During opening remarks at the start of the renegotiation talks, U.S. Trade Representative Robert Lighthizer said NAFTA "has fundamentally failed many Americans and needs major improvements," adding that Trump isn't interested in "a mere tweaking" of a few provisions and chapters. The administration has vowed to make reducing the U.S. trade deficit with Canada and Mexico a priority in the renegotiations.

The farm leaders noted that Lighthizer singled out agriculture as a shining example of where NAFTA has succeeded: by increasing trade among the three nations. For the U.S., farm exports to Canada and Mexico soared from $8.9 billion in 1993, before NAFTA implementation, to $38.1 billion in 2016, according to AFBF.

"With our leadership in all three countries recognizing that agriculture is important, we the farm leaders of all three countries must insist that the voices of farmers and ranchers must be heard as these renegotiations proceed," Bonnett said.

Duvall pointed out that total U.S. agricultural exports are projected to reach $137 billion this year, while agricultural imports are forecast at $114.5 billion, giving the U.S. a $22.5 billion trade surplus in agricultural products.

"So for all the criticisms of our trade deals, we in agriculture want our negotiators to know that trade deals and open markets are largely beneficial to American farmers and ranchers, and to the communities that we live in and do our business in and raise our families," he said.

Not all sectors of agriculture have benefited from NAFTA, though. Wenger noted that imports of Mexican asparagus, avocados, tomatoes and cut flowers have hurt California growers, whose production and labor costs are much higher than their Mexican counterparts'. Even so, Wenger said he thinks the agreement has on balance been positive for California agriculture.

(Ching Lee is an assistant editor of Ag Alert.
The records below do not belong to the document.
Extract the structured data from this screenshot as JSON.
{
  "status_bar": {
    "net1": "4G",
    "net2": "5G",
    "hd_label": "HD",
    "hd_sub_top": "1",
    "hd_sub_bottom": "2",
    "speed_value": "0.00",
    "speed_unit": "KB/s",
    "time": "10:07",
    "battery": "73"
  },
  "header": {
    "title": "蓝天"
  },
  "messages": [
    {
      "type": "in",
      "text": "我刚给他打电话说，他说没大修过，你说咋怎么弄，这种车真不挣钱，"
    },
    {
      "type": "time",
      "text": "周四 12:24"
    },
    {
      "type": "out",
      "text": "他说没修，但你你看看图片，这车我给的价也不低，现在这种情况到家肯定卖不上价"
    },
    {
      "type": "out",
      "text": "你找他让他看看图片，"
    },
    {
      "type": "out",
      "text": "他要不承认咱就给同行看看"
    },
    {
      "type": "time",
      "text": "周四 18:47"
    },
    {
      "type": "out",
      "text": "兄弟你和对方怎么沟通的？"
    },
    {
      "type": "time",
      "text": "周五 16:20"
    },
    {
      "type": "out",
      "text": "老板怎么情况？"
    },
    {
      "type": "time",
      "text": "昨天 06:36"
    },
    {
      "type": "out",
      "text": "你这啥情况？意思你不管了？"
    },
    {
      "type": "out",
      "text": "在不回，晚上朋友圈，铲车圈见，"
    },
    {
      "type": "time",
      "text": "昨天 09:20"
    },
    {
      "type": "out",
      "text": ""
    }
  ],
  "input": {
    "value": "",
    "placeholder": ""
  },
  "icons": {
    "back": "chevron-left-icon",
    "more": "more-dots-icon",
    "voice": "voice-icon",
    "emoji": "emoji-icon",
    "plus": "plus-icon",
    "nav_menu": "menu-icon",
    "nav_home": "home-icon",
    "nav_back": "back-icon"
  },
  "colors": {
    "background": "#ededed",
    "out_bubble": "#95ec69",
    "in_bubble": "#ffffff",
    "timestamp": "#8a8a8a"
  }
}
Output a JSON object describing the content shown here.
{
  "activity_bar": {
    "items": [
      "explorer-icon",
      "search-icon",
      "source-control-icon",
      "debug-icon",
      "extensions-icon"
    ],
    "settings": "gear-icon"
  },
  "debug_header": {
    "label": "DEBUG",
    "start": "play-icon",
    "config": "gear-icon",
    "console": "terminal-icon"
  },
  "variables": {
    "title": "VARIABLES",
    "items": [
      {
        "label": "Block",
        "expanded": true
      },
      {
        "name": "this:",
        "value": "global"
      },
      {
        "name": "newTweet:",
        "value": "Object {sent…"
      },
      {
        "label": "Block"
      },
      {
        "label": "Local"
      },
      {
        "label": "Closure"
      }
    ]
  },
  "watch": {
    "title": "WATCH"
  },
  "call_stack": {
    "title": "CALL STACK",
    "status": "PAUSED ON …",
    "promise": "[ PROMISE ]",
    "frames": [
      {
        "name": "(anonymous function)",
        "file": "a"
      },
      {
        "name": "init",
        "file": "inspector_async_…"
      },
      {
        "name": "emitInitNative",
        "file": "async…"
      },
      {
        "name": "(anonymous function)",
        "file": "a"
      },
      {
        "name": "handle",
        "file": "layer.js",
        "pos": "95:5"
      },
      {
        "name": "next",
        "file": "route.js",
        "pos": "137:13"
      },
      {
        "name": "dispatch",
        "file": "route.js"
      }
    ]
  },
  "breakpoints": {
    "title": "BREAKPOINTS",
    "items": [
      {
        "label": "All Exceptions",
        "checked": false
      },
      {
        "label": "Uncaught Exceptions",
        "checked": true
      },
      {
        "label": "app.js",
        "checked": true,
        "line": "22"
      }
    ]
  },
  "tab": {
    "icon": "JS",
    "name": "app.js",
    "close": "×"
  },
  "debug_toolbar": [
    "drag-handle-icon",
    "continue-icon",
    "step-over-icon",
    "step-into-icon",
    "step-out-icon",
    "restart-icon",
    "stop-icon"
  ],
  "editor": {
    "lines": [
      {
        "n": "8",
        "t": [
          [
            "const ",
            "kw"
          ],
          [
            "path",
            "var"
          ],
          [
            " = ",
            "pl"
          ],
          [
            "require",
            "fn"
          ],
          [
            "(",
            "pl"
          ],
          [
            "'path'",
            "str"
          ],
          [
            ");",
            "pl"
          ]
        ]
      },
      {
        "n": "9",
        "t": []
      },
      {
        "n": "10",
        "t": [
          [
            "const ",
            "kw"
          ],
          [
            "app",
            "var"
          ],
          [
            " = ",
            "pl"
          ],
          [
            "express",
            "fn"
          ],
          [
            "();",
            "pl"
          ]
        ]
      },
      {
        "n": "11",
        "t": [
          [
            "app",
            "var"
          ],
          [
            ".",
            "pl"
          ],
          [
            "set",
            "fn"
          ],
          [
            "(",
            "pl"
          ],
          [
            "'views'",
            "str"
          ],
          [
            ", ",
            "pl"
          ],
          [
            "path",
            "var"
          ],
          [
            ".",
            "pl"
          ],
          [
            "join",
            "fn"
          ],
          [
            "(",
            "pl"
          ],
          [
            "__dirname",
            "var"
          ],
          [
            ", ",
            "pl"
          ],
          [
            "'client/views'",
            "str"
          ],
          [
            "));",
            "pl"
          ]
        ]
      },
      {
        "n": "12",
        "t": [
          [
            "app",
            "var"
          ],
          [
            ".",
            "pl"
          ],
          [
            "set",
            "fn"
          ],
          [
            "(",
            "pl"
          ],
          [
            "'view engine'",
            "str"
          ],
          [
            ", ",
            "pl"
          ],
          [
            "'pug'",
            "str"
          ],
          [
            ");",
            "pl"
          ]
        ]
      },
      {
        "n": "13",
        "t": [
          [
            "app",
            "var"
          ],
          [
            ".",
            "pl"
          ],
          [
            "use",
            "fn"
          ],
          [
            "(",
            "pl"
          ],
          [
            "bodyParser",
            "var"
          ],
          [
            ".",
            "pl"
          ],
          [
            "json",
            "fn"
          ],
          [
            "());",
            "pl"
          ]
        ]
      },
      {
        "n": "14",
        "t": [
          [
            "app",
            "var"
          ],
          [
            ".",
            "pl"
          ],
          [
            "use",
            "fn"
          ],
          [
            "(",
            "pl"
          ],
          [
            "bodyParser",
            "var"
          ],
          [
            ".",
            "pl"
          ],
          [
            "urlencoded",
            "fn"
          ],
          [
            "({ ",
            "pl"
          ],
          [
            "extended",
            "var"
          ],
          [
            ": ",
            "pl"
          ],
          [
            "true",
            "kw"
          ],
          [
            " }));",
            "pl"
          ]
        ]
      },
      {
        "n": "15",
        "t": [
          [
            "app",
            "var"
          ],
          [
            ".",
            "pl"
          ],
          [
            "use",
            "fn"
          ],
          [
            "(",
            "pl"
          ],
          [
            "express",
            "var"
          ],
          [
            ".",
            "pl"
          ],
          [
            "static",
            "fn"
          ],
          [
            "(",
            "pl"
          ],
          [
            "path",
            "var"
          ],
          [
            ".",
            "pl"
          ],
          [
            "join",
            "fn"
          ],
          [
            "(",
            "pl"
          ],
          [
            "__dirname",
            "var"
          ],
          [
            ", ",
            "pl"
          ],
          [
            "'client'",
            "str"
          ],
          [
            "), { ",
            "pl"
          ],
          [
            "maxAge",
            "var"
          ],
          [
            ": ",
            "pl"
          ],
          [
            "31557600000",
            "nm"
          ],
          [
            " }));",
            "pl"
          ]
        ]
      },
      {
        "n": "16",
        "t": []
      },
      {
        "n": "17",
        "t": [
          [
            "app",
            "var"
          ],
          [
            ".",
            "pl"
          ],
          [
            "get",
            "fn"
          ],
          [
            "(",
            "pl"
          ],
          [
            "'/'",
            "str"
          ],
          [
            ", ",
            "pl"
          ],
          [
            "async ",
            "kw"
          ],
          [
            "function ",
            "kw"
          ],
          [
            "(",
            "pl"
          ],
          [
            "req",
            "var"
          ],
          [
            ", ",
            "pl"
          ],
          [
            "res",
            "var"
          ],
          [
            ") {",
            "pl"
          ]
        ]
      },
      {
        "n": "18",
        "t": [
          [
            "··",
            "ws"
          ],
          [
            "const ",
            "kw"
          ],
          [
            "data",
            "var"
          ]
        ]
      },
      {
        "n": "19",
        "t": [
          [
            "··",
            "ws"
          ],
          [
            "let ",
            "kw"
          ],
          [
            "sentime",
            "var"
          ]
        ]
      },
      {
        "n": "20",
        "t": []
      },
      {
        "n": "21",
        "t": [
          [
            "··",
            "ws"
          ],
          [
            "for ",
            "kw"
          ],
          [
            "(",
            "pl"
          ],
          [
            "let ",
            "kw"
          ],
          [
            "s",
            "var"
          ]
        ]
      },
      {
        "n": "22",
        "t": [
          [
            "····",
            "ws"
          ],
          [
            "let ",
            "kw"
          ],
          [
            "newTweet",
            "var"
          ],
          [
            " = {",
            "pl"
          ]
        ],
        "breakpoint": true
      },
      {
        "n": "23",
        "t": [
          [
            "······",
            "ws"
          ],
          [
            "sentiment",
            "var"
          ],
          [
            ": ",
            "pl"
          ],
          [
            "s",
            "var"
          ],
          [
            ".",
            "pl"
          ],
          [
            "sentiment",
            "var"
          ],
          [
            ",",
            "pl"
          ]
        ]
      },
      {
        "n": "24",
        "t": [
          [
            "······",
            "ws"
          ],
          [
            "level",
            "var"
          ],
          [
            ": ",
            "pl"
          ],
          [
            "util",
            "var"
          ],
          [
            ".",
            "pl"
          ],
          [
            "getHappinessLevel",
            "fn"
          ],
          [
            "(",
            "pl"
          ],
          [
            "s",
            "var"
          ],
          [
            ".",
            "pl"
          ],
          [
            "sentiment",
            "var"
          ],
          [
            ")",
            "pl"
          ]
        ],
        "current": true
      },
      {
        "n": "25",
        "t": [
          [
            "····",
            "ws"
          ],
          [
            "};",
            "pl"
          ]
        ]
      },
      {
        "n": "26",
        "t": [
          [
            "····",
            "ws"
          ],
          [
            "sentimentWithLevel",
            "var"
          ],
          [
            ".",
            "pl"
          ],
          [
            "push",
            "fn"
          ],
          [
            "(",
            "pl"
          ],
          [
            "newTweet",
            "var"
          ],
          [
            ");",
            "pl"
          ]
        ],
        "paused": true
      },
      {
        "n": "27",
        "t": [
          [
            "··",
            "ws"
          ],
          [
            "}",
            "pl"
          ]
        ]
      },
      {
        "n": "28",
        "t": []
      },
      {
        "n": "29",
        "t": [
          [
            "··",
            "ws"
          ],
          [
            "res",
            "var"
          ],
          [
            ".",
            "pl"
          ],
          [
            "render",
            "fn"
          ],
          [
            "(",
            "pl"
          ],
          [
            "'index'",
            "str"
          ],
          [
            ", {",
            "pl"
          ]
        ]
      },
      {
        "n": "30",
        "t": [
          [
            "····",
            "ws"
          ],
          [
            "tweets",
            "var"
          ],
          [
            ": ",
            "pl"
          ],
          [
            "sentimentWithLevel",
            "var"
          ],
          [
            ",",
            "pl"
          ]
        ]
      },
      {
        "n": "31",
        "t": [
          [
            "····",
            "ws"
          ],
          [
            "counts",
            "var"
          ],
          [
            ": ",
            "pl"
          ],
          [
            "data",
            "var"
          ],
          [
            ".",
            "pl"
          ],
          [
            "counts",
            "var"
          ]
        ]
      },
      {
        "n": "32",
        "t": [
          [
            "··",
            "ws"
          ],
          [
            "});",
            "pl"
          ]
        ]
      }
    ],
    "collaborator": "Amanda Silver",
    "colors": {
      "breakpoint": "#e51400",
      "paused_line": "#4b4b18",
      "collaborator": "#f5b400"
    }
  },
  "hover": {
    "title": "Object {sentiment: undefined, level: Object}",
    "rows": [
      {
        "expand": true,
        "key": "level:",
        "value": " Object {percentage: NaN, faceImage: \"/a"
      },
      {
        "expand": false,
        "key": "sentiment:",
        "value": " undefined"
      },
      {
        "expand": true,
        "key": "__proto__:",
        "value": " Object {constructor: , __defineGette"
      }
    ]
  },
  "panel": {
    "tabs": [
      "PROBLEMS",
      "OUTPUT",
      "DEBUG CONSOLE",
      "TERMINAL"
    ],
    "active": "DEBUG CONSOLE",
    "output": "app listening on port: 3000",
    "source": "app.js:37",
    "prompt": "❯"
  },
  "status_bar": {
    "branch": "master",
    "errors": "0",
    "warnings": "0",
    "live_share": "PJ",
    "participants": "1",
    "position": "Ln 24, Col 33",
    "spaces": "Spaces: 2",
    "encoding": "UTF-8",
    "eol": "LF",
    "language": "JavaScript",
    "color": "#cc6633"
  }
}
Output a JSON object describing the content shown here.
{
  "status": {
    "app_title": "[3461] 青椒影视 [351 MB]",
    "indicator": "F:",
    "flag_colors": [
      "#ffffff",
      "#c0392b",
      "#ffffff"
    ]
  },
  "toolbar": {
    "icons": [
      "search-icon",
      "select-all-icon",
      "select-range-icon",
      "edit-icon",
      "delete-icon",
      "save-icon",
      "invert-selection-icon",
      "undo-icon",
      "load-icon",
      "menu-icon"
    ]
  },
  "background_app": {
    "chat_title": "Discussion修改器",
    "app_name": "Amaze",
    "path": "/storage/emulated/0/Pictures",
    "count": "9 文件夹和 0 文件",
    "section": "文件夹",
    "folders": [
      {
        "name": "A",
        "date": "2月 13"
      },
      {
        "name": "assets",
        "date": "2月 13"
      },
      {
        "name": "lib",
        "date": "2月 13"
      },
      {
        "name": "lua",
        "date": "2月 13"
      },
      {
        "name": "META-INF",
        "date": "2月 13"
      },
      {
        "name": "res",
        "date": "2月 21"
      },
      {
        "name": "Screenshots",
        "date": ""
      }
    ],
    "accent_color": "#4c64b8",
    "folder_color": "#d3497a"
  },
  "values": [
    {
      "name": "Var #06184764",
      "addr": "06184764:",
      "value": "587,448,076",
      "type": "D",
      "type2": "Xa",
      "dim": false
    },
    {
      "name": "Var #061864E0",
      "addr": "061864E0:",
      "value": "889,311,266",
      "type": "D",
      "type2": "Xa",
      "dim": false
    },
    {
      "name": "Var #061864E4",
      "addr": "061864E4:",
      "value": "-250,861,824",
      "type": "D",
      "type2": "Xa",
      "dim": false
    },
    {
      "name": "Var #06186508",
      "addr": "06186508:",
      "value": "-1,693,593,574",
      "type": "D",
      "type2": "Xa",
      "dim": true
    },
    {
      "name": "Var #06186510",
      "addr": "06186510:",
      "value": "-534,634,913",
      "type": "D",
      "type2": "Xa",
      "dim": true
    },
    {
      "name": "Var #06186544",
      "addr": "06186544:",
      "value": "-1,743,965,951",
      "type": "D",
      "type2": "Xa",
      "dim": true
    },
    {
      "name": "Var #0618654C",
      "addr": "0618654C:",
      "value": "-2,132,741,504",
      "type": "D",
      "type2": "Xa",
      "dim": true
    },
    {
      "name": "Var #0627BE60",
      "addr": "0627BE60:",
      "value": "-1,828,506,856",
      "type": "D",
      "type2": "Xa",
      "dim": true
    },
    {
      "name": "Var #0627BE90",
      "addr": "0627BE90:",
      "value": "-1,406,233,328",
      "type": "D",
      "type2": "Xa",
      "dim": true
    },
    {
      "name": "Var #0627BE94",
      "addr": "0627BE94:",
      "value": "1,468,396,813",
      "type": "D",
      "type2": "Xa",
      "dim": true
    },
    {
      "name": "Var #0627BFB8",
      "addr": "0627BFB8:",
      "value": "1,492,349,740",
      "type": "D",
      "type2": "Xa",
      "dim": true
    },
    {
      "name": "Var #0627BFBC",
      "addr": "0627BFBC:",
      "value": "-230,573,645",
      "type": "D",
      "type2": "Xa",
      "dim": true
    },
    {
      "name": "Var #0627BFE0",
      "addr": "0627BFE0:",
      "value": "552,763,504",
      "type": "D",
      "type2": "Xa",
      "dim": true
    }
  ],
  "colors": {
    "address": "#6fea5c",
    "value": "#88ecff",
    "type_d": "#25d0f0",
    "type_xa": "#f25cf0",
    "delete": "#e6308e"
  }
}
She may be contacted at clee@cfbf.com.)

Permission for use is granted, however, credit must be made to the California Farm Bureau Federation when reprinting this item.